Is there a magic food that stops a migraine? No, but there are some things you can eat to help. One study recommends taking 600 milligrams of magnesium a day to prevent migraines. That's about seven to eight ounces of dry roasted almonds or try spinach or cashews because they're also high in magnesium. Also, pine bark when taken with vitamin C and E may help reduce the number of migraines you get.

Does acupuncture do the trick? Sometimes. Studies show acupuncture can reduce migraine frequency, but it doesn't work on everyone. Some folks have tried to take the concept to the next level by piercing a stud into the ear's inner cartilage fold. It's called daith piercing. There's no evidence to support it works, but it may add to your look.

How about standing on your head? No, skip this one, please. Your body position may affect how intense your migraine feels and upside down might not jive. But experts do agree that adding yoga to your routine is an excellent choice. Yoga keeps muscles loose, decreases tension, and builds balance which can reduce migraine severity and frequency.

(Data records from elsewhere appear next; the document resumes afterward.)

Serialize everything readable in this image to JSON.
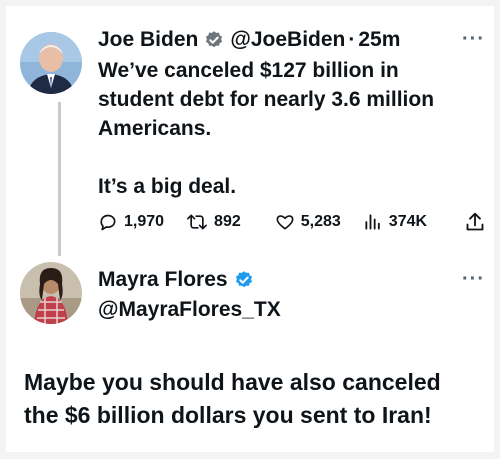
{
  "tweet1": {
    "name": "Joe Biden",
    "handle": "@JoeBiden",
    "separator": "·",
    "time": "25m",
    "text": "We’ve canceled $127 billion in\nstudent debt for nearly 3.6 million\nAmericans.\n\nIt’s a big deal.",
    "stats": {
      "replies": "1,970",
      "retweets": "892",
      "likes": "5,283",
      "views": "374K"
    },
    "more_icon": "more-horizontal-icon",
    "verified_color": "#1d9bf0"
  },
  "tweet2": {
    "name": "Mayra Flores",
    "handle": "@MayraFlores_TX",
    "text": "Maybe you should have also canceled\nthe $6 billion dollars you sent to Iran!",
    "more_icon": "more-horizontal-icon",
    "verified_color": "#1d9bf0"
  },
  "icons": [
    "reply-icon",
    "retweet-icon",
    "like-icon",
    "views-icon",
    "share-icon",
    "verified-badge-icon"
  ]
}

The truth is, there's a lot you can try to make your migraine less of a headache if you're willing to think outside the box. [MUSIC PLAYING]